Today, 23 November 2012, is the 20th anniversary of the launch of the first smartphone. The IBM Simon was a handheld cellular phone and PDA that ended up selling some 50,000 units. This was impressive as, at the time, publicly available cellular networks were a rarity.
In fact, at the London launch of the device, I remember wondering how many people would buy one given the high costs of both a subscription and the phone. In the USA, BellSouth Cellular initially offered the Simon for US$899 with a two-year service contract or US$1099 without a contract.

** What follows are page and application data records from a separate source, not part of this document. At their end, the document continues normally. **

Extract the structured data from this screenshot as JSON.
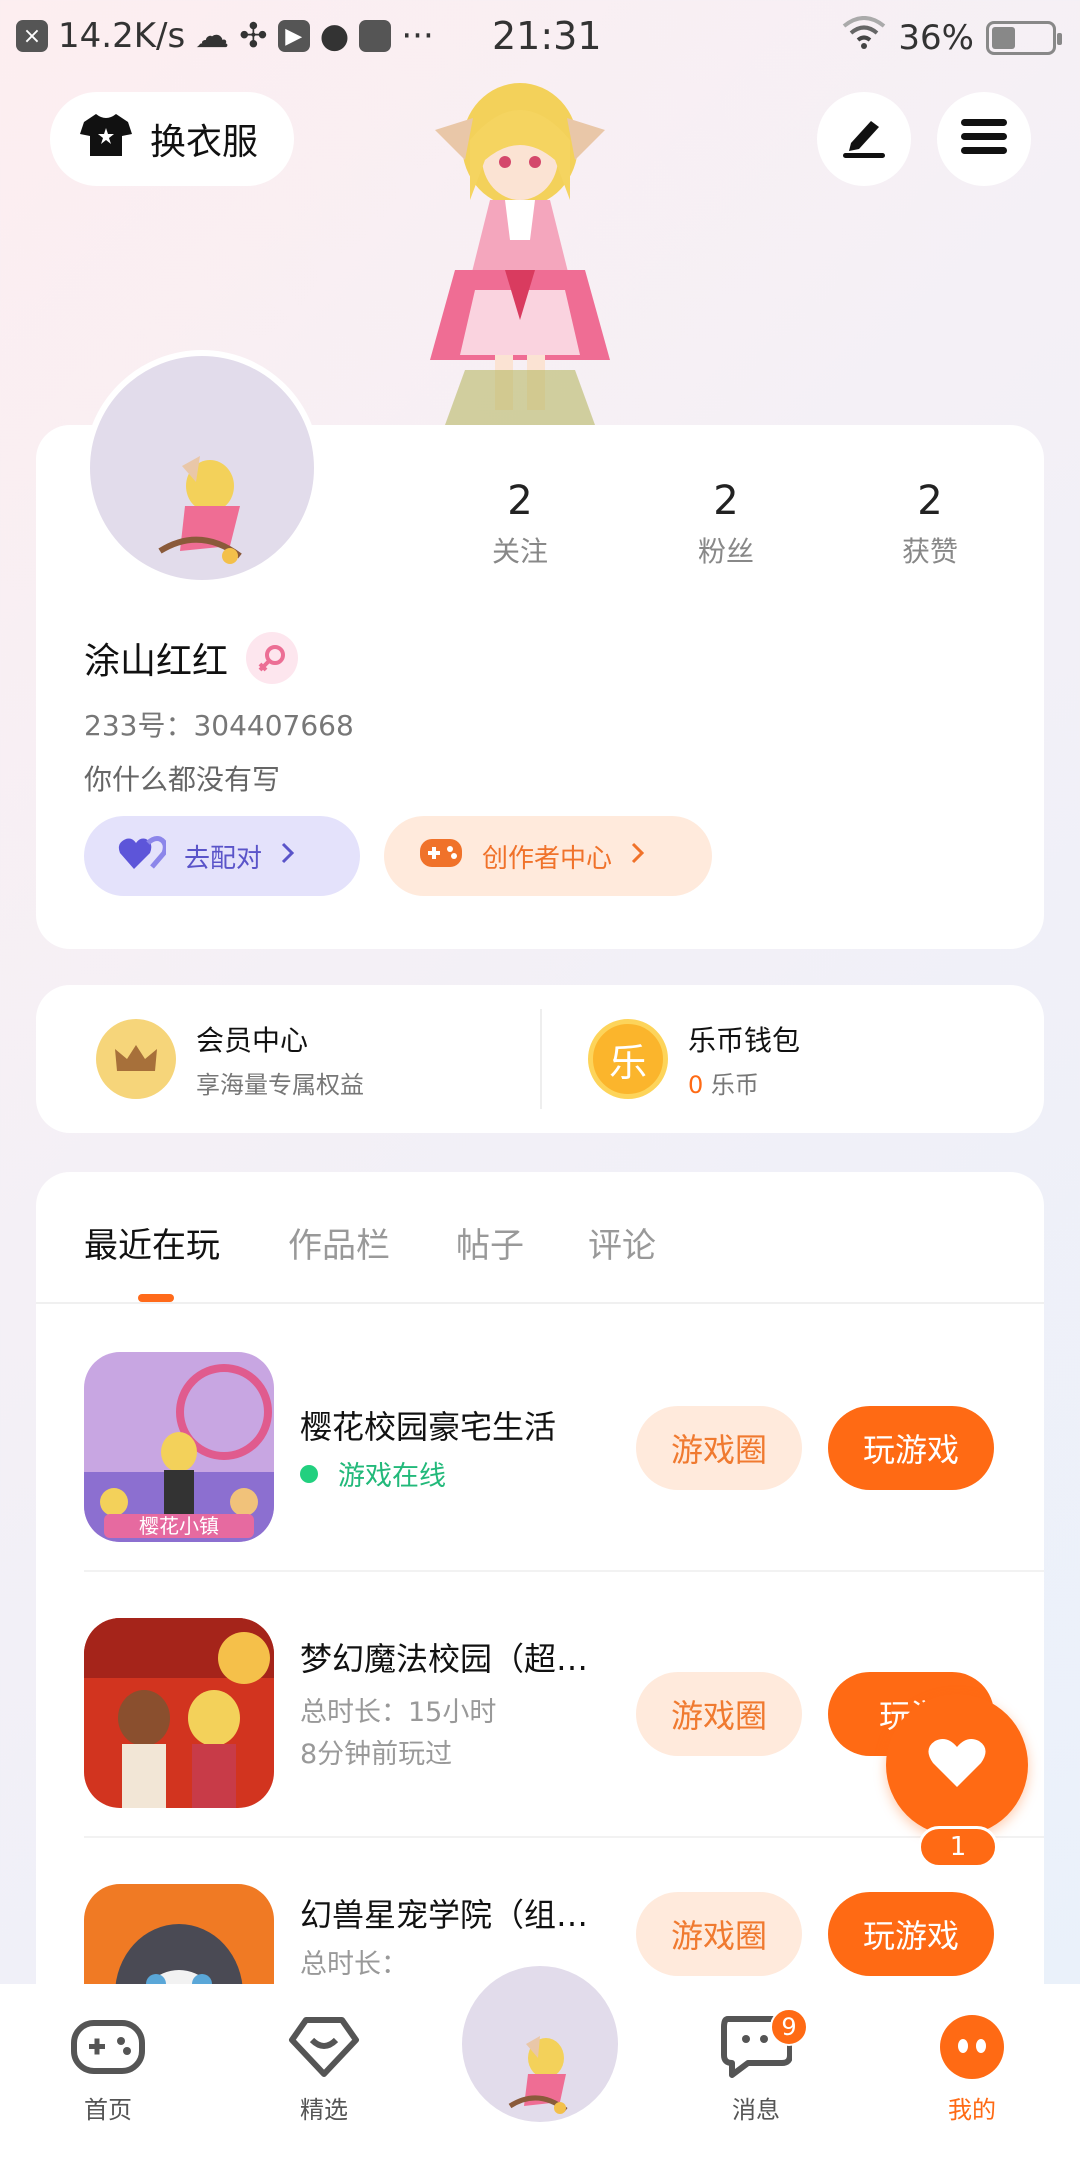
{
  "status_bar": {
    "speed": "14.2K/s",
    "time": "21:31",
    "battery": "36%",
    "more": "···"
  },
  "header": {
    "change_clothes_label": "换衣服"
  },
  "profile": {
    "stats": [
      {
        "value": "2",
        "label": "关注"
      },
      {
        "value": "2",
        "label": "粉丝"
      },
      {
        "value": "2",
        "label": "获赞"
      }
    ],
    "username": "涂山红红",
    "uid": "233号：304407668",
    "bio": "你什么都没有写",
    "pair_button": "去配对",
    "creator_button": "创作者中心"
  },
  "wallet": {
    "vip_title": "会员中心",
    "vip_sub": "享海量专属权益",
    "coin_title": "乐币钱包",
    "coin_amount": "0",
    "coin_unit": "乐币",
    "coin_glyph": "乐"
  },
  "tabs": [
    "最近在玩",
    "作品栏",
    "帖子",
    "评论"
  ],
  "games": [
    {
      "title": "樱花校园豪宅生活",
      "status": "游戏在线",
      "icon_label": "樱花小镇"
    },
    {
      "title": "梦幻魔法校园（超…",
      "duration": "总时长：15小时",
      "last_played": "8分钟前玩过"
    },
    {
      "title": "幻兽星宠学院（组…",
      "duration": "总时长：",
      "last_played": ""
    }
  ],
  "buttons": {
    "circle": "游戏圈",
    "play": "玩游戏",
    "play_partial": "玩游"
  },
  "fab_count": "1",
  "bottom_nav": {
    "home": "首页",
    "featured": "精选",
    "messages": "消息",
    "messages_badge": "9",
    "mine": "我的"
  },
  "colors": {
    "accent": "#ff6a14",
    "pair_purple": "#5a54c9",
    "online_green": "#22b97a"
  }
}
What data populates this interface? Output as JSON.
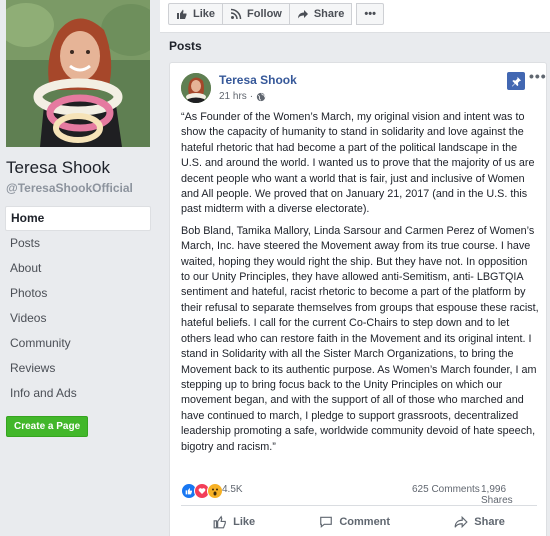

As well as a touch screen, the widget included an address book, calendar, appointment scheduler, calculator, world time clock, electronic note pad, handwritten annotations, and standard and predictive stylus input screen keyboards.
Measuring 203mm by 63.5mm by 38mm, it had a massive 35mm by 115mm monochrome touch screen and weighed a stonking 510g, but was only on the market for about six months. The UK never saw it commercially available.
So while it never really took off, this was largely down to timing: it was ahead of its time and it was soon overtaken by smaller, less well-featured devices that were more affordable.
But when you contemplate which shiny shiny is your next object of desire, think about the Simon, and remember, Apple didn’t invent the smartphone: IBM did.